-MONTHLY VHS & DVD REVIEW-
Ghost Towns series two|
cast: Derek Acorah, Daniella Westbrook, and Angus Purden
director: Tom Cohen
700 minutes (15) 2006
Contender DVD Region 2 retail
reviewed by Jonathan McCalmont
Derek Acorah. Love him or hate him, you have to admit that he is a complete and utter
cunt. A failed professional footballer turned 'medium', Acorah was outed by The Daily
Mirror when he was shown on camera claiming to be possessed by the spirits of people
who were not only fictitious and planted beforehand by the journalist but in fact had
names that were anagrams of 'faker Derek' and 'Derek lies'. In response to these revelations,
Living TV gave him a number of spin-off series from
Ghost Towns being one of them.
Clearly, on one level Derek Acorah's Ghost Towns is morally reprehensible. The show
encourages a belief in a weird version of the afterlife wherein people's souls can hang
around after they die, and in which there is clearly a heaven and a hell. Living TV and
Acorah make money by exploiting these beliefs and feeding the fears of the more vulnerable
and uneducated members of our society and, as a result, there is a distinct whiff of
exploitation that hangs over this whole programme. However, on another level, Ghost
Towns is just a bit of fun.
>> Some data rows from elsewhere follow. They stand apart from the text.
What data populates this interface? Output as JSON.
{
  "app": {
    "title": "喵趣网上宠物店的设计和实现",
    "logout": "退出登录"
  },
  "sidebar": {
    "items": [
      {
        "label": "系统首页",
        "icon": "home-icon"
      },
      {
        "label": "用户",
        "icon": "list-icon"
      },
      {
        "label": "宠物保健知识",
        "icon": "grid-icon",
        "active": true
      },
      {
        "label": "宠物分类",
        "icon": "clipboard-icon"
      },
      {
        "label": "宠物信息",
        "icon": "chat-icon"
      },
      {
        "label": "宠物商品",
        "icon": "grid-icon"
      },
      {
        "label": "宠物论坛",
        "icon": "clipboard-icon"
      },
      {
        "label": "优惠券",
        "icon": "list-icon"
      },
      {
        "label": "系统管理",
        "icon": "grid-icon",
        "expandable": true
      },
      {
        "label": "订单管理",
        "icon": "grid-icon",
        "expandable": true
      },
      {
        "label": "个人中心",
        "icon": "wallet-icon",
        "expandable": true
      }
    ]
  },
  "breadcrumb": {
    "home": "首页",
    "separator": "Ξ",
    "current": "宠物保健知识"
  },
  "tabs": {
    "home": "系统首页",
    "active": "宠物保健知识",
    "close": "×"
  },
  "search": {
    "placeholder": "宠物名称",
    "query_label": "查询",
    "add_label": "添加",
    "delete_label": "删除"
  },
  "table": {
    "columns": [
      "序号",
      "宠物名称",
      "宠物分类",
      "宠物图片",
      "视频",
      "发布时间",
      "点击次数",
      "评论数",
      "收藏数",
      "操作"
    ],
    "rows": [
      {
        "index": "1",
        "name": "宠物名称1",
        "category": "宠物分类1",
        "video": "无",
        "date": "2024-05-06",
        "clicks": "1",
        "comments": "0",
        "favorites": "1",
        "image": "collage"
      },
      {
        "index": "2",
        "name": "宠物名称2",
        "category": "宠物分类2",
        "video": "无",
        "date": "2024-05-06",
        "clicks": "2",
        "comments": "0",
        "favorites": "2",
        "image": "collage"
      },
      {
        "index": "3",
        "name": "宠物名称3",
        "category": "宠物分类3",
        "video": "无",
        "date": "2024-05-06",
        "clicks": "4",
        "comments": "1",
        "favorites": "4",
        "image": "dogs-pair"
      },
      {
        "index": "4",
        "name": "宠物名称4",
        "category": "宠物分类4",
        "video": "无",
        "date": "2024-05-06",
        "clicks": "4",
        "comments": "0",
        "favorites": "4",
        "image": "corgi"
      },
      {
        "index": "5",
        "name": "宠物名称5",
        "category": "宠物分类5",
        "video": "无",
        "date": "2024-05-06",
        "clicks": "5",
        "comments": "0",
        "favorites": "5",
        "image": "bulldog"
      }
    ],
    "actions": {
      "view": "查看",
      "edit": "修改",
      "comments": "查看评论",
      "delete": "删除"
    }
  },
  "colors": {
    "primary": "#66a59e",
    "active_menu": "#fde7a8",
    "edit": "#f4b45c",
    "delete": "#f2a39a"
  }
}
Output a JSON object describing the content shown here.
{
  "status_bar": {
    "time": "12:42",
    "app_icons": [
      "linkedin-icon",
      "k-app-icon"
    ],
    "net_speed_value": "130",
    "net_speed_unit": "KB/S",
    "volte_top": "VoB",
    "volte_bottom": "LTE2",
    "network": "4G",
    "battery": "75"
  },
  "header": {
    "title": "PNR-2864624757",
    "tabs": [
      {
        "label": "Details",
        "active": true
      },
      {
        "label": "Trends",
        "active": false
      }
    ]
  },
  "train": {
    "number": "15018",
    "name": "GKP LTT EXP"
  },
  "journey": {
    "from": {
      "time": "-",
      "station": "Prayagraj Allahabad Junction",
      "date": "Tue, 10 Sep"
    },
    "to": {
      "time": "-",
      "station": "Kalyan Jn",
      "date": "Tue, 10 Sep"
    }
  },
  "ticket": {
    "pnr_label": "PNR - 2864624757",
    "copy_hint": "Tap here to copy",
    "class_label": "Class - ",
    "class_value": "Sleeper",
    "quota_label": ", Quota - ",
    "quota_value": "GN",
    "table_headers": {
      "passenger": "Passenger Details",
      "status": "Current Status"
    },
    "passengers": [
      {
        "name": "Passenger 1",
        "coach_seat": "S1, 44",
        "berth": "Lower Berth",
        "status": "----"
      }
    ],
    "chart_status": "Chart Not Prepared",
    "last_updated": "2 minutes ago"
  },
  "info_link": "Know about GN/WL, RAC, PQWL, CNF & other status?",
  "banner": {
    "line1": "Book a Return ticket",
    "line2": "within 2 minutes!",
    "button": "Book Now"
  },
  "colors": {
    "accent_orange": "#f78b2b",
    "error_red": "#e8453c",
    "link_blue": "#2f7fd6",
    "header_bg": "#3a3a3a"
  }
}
Unlike John Edwards, Acorah is more interested in contacting
old ghosts who happen to be in a particular place rather than the relatives of his audience
and, given that the places he visits are largely commercial properties, it's also pretty
clear that the people being filmed are using Acorah to drum up business just as much as
he's using them.
The format for Ghost Towns is simple, Acorah and his team (including the famously
septum-free coke-guzzler Daniella Westbrook) travel round towns such as Stafford and Blackpool.
They set up a big trailer outside which people queue to tell ghost stories to camera and then
the team go off to investigate things further. The implication being that they arrive in
town and then meet a volunteer at random. They then visit three different properties and are
filmed with a low-light camera as Acorah goes into trances, throws himself about and puts on
funny voices. Then the team turn up on someone's doorstep seemingly at random and do a cold
Having never watched Most Haunted, Acorah's performance quite amused me, initially. The
weird camerawork and Acorah's grunting and groaning makes it look a bit like depressingly
low-rent amateur porn film and Acorah throwing himself about the place while Westbrook howls
and cowers in abject terror is mildly amusing the first time you see it. The problem is that
there is over 10 hours of it here. The fact that the material doesn't spread very far is
exacerbated by the fact that half of this DVD set is made up of follow-up episodes where the
exact same footage is repeated but accompanied by a voiceover that's in the past rather than
the present tense. On TV, the logic for this is clear; if there is a week between episodes
people will not mind watching the same stuff again since Living TV is mostly repeats anyway.
However, when collected on a DVD set, it feels like padding designed to milk more money out
of the punters.
There are two audiences for this product and neither of them is particularly well served.
Firstly, people who are looking to buy this as a bit of a laugh should steer well clear as
with over 10 hours of material that seems thin a fifth of the way through then you're not
getting particularly good irony. The doubling up of episodes is nothing short of scandalous.
Secondly, if you're buying this because you believe that there's some truth in Derek Acorah's
claims to be in contact with the afterlife then either seek therapy or grow the fuck up because
when even I can spot flaws in his technique (such as Civil War prisoners talking about "bullets
to the head" when they musket balls rather than bullets during the Civil War) then you
should know that you're not only dealing with a fraud but a not particularly convincing one
either. Weak by all accounts...